Could you restate the entries below word for word?

→ Collected data entries:
++++

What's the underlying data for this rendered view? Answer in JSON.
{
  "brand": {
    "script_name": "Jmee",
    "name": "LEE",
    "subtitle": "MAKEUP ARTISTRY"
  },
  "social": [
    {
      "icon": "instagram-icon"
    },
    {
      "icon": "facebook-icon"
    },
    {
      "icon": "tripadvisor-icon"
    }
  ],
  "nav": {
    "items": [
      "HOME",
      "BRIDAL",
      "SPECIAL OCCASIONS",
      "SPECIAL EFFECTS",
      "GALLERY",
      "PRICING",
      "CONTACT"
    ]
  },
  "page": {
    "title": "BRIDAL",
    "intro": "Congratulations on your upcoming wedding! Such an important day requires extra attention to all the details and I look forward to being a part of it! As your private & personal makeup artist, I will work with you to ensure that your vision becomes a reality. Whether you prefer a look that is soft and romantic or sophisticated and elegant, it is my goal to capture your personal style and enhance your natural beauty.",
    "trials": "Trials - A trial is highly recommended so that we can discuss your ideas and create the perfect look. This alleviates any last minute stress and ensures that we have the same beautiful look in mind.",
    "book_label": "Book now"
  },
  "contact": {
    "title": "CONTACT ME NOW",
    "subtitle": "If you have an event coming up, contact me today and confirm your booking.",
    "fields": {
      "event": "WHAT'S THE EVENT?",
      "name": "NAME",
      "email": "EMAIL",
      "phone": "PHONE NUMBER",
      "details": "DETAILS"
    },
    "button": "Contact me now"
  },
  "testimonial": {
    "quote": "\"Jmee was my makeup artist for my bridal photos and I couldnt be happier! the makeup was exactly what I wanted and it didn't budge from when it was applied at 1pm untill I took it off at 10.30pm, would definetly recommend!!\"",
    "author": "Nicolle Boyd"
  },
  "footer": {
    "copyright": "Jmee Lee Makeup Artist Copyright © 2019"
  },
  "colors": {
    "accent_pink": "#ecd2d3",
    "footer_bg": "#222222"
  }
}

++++

→ ANSWER TO THIS EXERCISE:
What's the underlying data for this rendered view? Answer in JSON.
{
  "brand": {
    "script_name": "Jmee",
    "name": "LEE",
    "subtitle": "MAKEUP ARTISTRY"
  },
  "social": [
    {
      "icon": "instagram-icon"
    },
    {
      "icon": "facebook-icon"
    },
    {
      "icon": "tripadvisor-icon"
    }
  ],
  "nav": {
    "items": [
      "HOME",
      "BRIDAL",
      "SPECIAL OCCASIONS",
      "SPECIAL EFFECTS",
      "GALLERY",
      "PRICING",
      "CONTACT"
    ]
  },
  "page": {
    "title": "BRIDAL",
    "intro": "Congratulations on your upcoming wedding! Such an important day requires extra attention to all the details and I look forward to being a part of it! As your private & personal makeup artist, I will work with you to ensure that your vision becomes a reality. Whether you prefer a look that is soft and romantic or sophisticated and elegant, it is my goal to capture your personal style and enhance your natural beauty.",
    "trials": "Trials - A trial is highly recommended so that we can discuss your ideas and create the perfect look. This alleviates any last minute stress and ensures that we have the same beautiful look in mind.",
    "book_label": "Book now"
  },
  "contact": {
    "title": "CONTACT ME NOW",
    "subtitle": "If you have an event coming up, contact me today and confirm your booking.",
    "fields": {
      "event": "WHAT'S THE EVENT?",
      "name": "NAME",
      "email": "EMAIL",
      "phone": "PHONE NUMBER",
      "details": "DETAILS"
    },
    "button": "Contact me now"
  },
  "testimonial": {
    "quote": "\"Jmee was my makeup artist for my bridal photos and I couldnt be happier! the makeup was exactly what I wanted and it didn't budge from when it was applied at 1pm untill I took it off at 10.30pm, would definetly recommend!!\"",
    "author": "Nicolle Boyd"
  },
  "footer": {
    "copyright": "Jmee Lee Makeup Artist Copyright © 2019"
  },
  "colors": {
    "accent_pink": "#ecd2d3",
    "footer_bg": "#222222"
  }
}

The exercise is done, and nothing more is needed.